Ways To Give

Southeast Asian man sits on tile floor with legs crossed and hands together while others sit in a circle with him

Evangelism & Discipleship

Through the work of one indigenous ministry in Vietnam, more than 3,000 house churches exist in the country’s Central Highlands. A ministry on the island of Mindanao in the Philippines has shared the gospel and planted churches among the island’s 13 Muslim-majority tribes through carefully trained native missionaries. Though ministry inside North Korea is impossible under the present regime, native missionaries established underground churches in six locations in northern China among North Korean women who were trafficked across the border. GIVE NOW to help evangelistic and discipleship ministries like these in Southeast Asia.

Indonesian man smiling while sitting on his motorcycle with his chainsaw on the back

Community Engagement

In Indonesia, several Christian Aid Mission-assisted ministries are providing business training to desperately poor pastors and equipping them to start microenterprises to support their families and fledgling churches. GIVE NOW to help community engagement ministries like these in Southeast Asia.

Men and women from Myanmar line up to register for a free healthcare clinic

Compassion

In Myanmar, where multitudes fall prey to drug addiction, a ministry is sharing the love of Christ through its two addiction recovery centers where addicts are cared for and discipled in God’s Word. GIVE NOW to help compassion ministries like this one in Southeast Asia.

Exclusive Stories from the Mission Field

Cambodia

Assist With Gospel Outreach in Cambodia

Through a native ministry’s radio program, millions of people have heard the gospel, and approximately 100 to 150 people became believers during a two-month period. “Glory to our almighty God, and our Lord Jesus Christ!” the ministry leader said. Missionaries see their country as ripe for harvest and regularly conduct home visitations, pray for their communities, and answer questions about Christ.

Read More »
Prayerline

Lift Up New Followers Of Christ in Thailand

A construction worker who attended church for years would not commit his life to Christ because of pressure from his family. But during an event organized by a native ministry, the Holy Spirit convicted him, and he and his wife knelt together and accepted Christ as Savior. Since that time, he has become a faithful member of the church and shares the gospel with others.

Read More »
Prayerline

Make Disciples Despite Challenging Times in Southeast Asia

Despite challenging times in the region, ministry leaders trust that God has not forgotten them. “Even in these difficult times, we see God’s grace,” one leader said. His ministry recently completed a Bible translation revision, and the ministry’s Bible school, which has been in existence for 28 years, held its traditional three-day missions conference as part of its graduation events.

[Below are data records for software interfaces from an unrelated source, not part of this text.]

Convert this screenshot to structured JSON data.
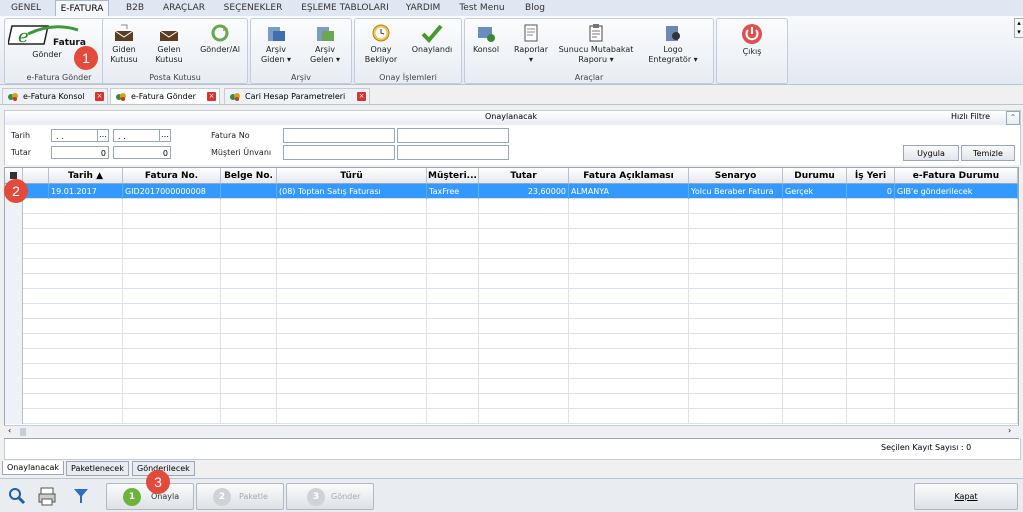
{
  "menu": [
    "GENEL",
    "E-FATURA",
    "B2B",
    "ARAÇLAR",
    "SEÇENEKLER",
    "EŞLEME TABLOLARI",
    "YARDIM",
    "Test Menu",
    "Blog"
  ],
  "ribbon": {
    "groups": [
      "e-Fatura Gönder",
      "Posta Kutusu",
      "Arşiv",
      "Onay İşlemleri",
      "Araçlar"
    ],
    "logo_text": "Fatura",
    "buttons": {
      "gonder": "Gönder",
      "giden_kutusu_1": "Giden",
      "giden_kutusu_2": "Kutusu",
      "gelen_kutusu_1": "Gelen",
      "gelen_kutusu_2": "Kutusu",
      "gonder_al": "Gönder/Al",
      "arsiv_giden_1": "Arşiv",
      "arsiv_giden_2": "Giden",
      "arsiv_gelen_1": "Arşiv",
      "arsiv_gelen_2": "Gelen",
      "onay_bekliyor_1": "Onay",
      "onay_bekliyor_2": "Bekliyor",
      "onaylandi": "Onaylandı",
      "konsol": "Konsol",
      "raporlar": "Raporlar",
      "sunucu_1": "Sunucu Mutabakat",
      "sunucu_2": "Raporu",
      "logo_1": "Logo",
      "logo_2": "Entegratör",
      "cikis": "Çıkış"
    }
  },
  "doc_tabs": [
    "e-Fatura Konsol",
    "e-Fatura Gönder",
    "Cari Hesap Parametreleri"
  ],
  "panel": {
    "title": "Onaylanacak",
    "quick_filter": "Hızlı Filtre"
  },
  "filters": {
    "tarih_label": "Tarih",
    "tutar_label": "Tutar",
    "fatura_no_label": "Fatura No",
    "musteri_label": "Müşteri Ünvanı",
    "date1": ". .",
    "date2": ". .",
    "tutar1": "0",
    "tutar2": "0",
    "apply": "Uygula",
    "clear": "Temizle"
  },
  "table": {
    "columns": [
      "Tarih",
      "Fatura No.",
      "Belge No.",
      "Türü",
      "Müşteri...",
      "Tutar",
      "Fatura Açıklaması",
      "Senaryo",
      "Durumu",
      "İş Yeri",
      "e-Fatura Durumu"
    ],
    "rows": [
      {
        "tarih": "19.01.2017",
        "fatura_no": "GID2017000000008",
        "belge_no": "",
        "turu": "(08) Toptan Satış Faturası",
        "musteri": "TaxFree",
        "tutar": "23,60000",
        "aciklama": "ALMANYA",
        "senaryo": "Yolcu Beraber Fatura",
        "durumu": "Gerçek",
        "is_yeri": "0",
        "efatura_durumu": "GIB'e gönderilecek"
      }
    ]
  },
  "footer": {
    "selected_count": "Seçilen Kayıt Sayısı : 0"
  },
  "bottom_tabs": [
    "Onaylanacak",
    "Paketlenecek",
    "Gönderilecek"
  ],
  "steps": [
    {
      "num": "1",
      "label": "Onayla"
    },
    {
      "num": "2",
      "label": "Paketle"
    },
    {
      "num": "3",
      "label": "Gönder"
    }
  ],
  "close_label": "Kapat",
  "markers": [
    "1",
    "2",
    "3"
  ]
}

Read More »
Africa

Help Expand God’s Kingdom in Ivory Coast

A tribal priest who practiced witchcraft was a persecutor of Christians and the reason a native ministry was unable to plant a church in his village. But as missionaries led a revival in another town, his pregnant wife became ill and, after the doctor said he could not heal her, she was brought to them for help.

Read More »
Myanmar

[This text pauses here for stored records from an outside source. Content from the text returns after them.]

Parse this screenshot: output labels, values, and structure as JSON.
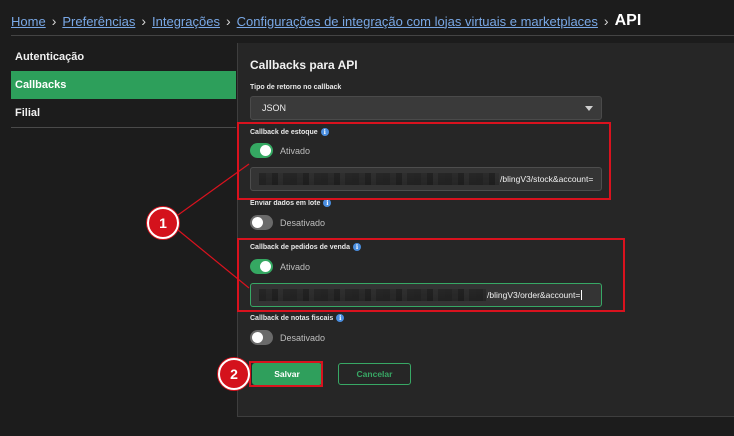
{
  "breadcrumb": {
    "items": [
      "Home",
      "Preferências",
      "Integrações",
      "Configurações de integração com lojas virtuais e marketplaces"
    ],
    "current": "API"
  },
  "sidebar": {
    "items": [
      {
        "label": "Autenticação",
        "active": false
      },
      {
        "label": "Callbacks",
        "active": true
      },
      {
        "label": "Filial",
        "active": false
      }
    ]
  },
  "main": {
    "title": "Callbacks para API",
    "return_type": {
      "label": "Tipo de retorno no callback",
      "value": "JSON"
    },
    "stock_callback": {
      "label": "Callback de estoque",
      "toggle": "Ativado",
      "enabled": true,
      "url_suffix": "/blingV3/stock&account="
    },
    "batch": {
      "label": "Enviar dados em lote",
      "toggle": "Desativado",
      "enabled": false
    },
    "orders_callback": {
      "label": "Callback de pedidos de venda",
      "toggle": "Ativado",
      "enabled": true,
      "url_suffix": "/blingV3/order&account="
    },
    "invoices_callback": {
      "label": "Callback de notas fiscais",
      "toggle": "Desativado",
      "enabled": false
    },
    "save_label": "Salvar",
    "cancel_label": "Cancelar"
  },
  "annotations": {
    "badge1": "1",
    "badge2": "2",
    "color": "#d9121e"
  },
  "colors": {
    "accent": "#2d9f5b",
    "link": "#79a8e6",
    "background": "#1c1c1c"
  }
}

Share The Hope Of Christ in Myanmar

Evangelism seems impossible in the war-torn country, but missionaries persevere, traveling to villages and preaching the gospel, baptizing new believers, and fellowshipping. “As you know, the situation in our country is getting worse,” one ministry leader said. “But by the grace of God we try our best to reach our people with the gospel of Jesus Christ.”

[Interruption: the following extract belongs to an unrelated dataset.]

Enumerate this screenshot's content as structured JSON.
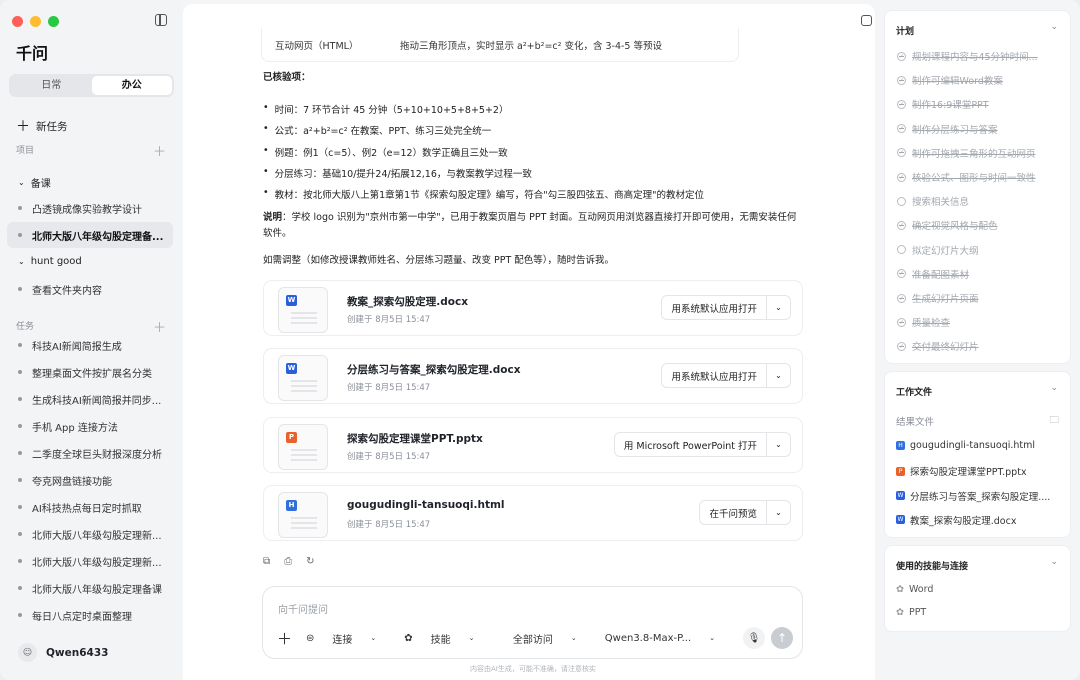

Read More »
Philippines

Lift Up Ministries In Difficult Circumstances in the Philippines

Missionaries are disheartened by men’s lack of engagement with evangelism efforts in Muslim communities. “The demographic phenomenon of women numbering twice as high as men among churches and Christian communities has become the number one challenge for our team,” a ministry leader said. Three of the ministry’s six teams are full of young women, which poses an evangelism challenge in a culture where men will only listen to other men on spiritual issues.

Read More »